Equity does not mean giving everyone the same, it means understanding peoples’ uniqueness. It means deeply listening to people and providing people with what they say they need, without judgment.
The importance of culturally safe practices
Now more than ever we need our frontline health workers to enact culturally safe practice to ensure that we acknowledge and address our bias, to ensure these biases do not impede access to health services by Aboriginal and Torres Strait Islander peoples.
Similarly, we must be extra vigilant to ensure our public health messaging and communications are reaching communities and are culturally safe and relevant. This means understanding that many Aboriginal and Torres Strait Islander communities struggle with inadequate housing and infrastructure, such as clean water, hence we need to modify messaging. We can not assume that all Aboriginal and Torres Strait Islander peoples speak or read English. It may be their second or third language.
Working with Aboriginal and Torres Strait Islander experts and organisations will help ensure information, equipment and services are culturally, socially and geographically relevant. These organisations need to be adequately resourced to ensure important messages about the pandemic reach community. The recently established COVID-19 Aboriginal and Torres Strait Islander Advisory Group, co-chaired by Department of Health and the National Aboriginal and Community Controlled Health Organisation (NACCHO), will play an important role in ensuring this happens.

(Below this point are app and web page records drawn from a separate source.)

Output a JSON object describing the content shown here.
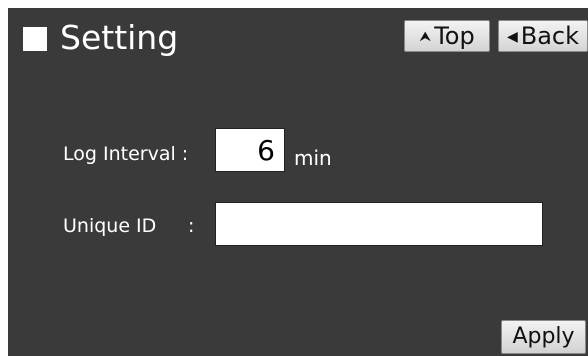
{
  "header": {
    "title": "Setting",
    "top_label": "Top",
    "back_label": "Back"
  },
  "form": {
    "log_interval_label": "Log Interval :",
    "log_interval_value": "6",
    "log_interval_unit": "min",
    "unique_id_label": "Unique ID",
    "unique_id_colon": ":",
    "unique_id_value": ""
  },
  "footer": {
    "apply_label": "Apply"
  },
  "icons": {
    "header_square": "square-icon",
    "top_arrow": "arrow-up-icon",
    "back_arrow": "triangle-left-icon"
  },
  "colors": {
    "background": "#3a3a3a",
    "text": "#ffffff",
    "button_face": "#e4e4e4"
  }
}
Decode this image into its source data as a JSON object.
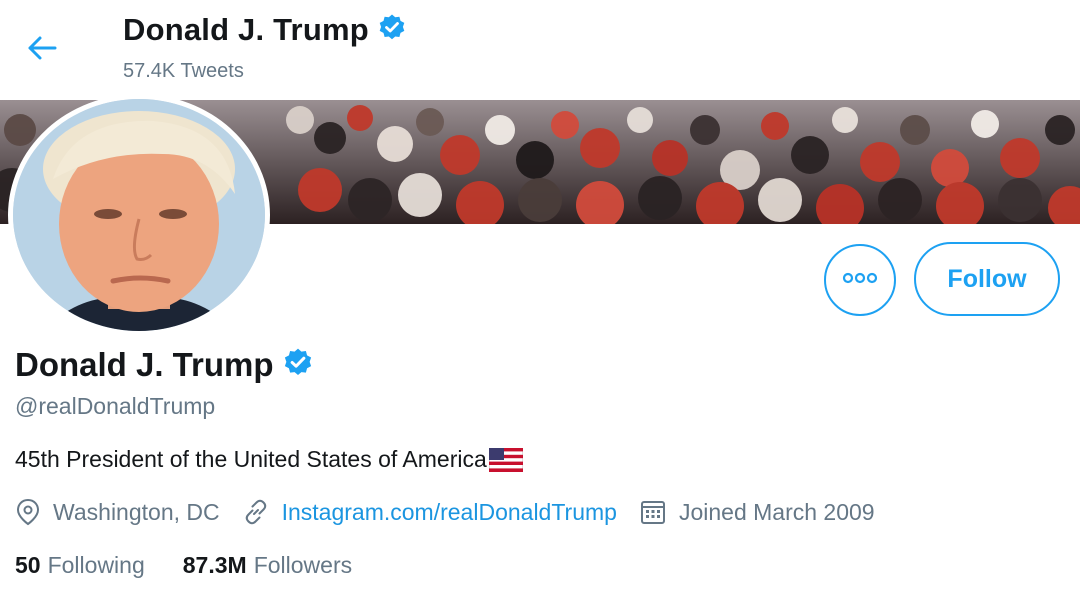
{
  "header": {
    "name": "Donald J. Trump",
    "tweet_count": "57.4K Tweets"
  },
  "profile": {
    "name": "Donald J. Trump",
    "handle": "@realDonaldTrump",
    "bio": "45th President of the United States of America",
    "location": "Washington, DC",
    "website": "Instagram.com/realDonaldTrump",
    "joined": "Joined March 2009"
  },
  "actions": {
    "follow_label": "Follow",
    "more_icon": "more-horizontal-icon"
  },
  "stats": {
    "following_count": "50",
    "following_label": "Following",
    "followers_count": "87.3M",
    "followers_label": "Followers"
  },
  "icons": {
    "back": "back-arrow-icon",
    "verified": "verified-badge-icon",
    "location": "location-pin-icon",
    "link": "link-icon",
    "calendar": "calendar-icon",
    "flag": "us-flag-emoji"
  },
  "colors": {
    "accent": "#1da1f2",
    "link": "#1b95e0",
    "text": "#14171a",
    "secondary": "#657786"
  }
}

We applaud the leadership of the many Aboriginal and Torres Strait Islander organisations who have acted quickly to put in place measures to prevent the spread of Coronavirus (COVID-19), including the cancellation of large public gatherings, such as conferences, at great expense and before many other organisations had begun to act.
Aboriginal and Torres Strait Islander people, along with other First Nations people around the world, know too well the very real dangers that flu and cold pandemics pose to our health, and our cultural continuity.
I recognise the sacrifice and hard work of our front-line health workers during what will be a trying time – but implore you that we must work with cultural safety at the forefront of our minds if we are to truly look after everyone.
Now is the time to learn from the survival and resilience of Aboriginal and Torres Strait Islander cultures so that we can nurture each other in these tough times, and ensure a safe and healthy future for everyone.
Janine Mohamed is a proud Narrunga Kaurna woman from South Australia, and CEO of the Lowitja Institute, Australia’s national Aboriginal and Torres Strait Islander research institute. The Lowitja Institute was proud to help produce the Close the Gap Campaign’s 2020 report.
Croakey’s cultural safety archive can be accessed here.
Disclaimer: Croakey Professional Services was involved in the writing and editing of the Close the Gap report, and Janine Mohamed is chair of Croakey Health Media.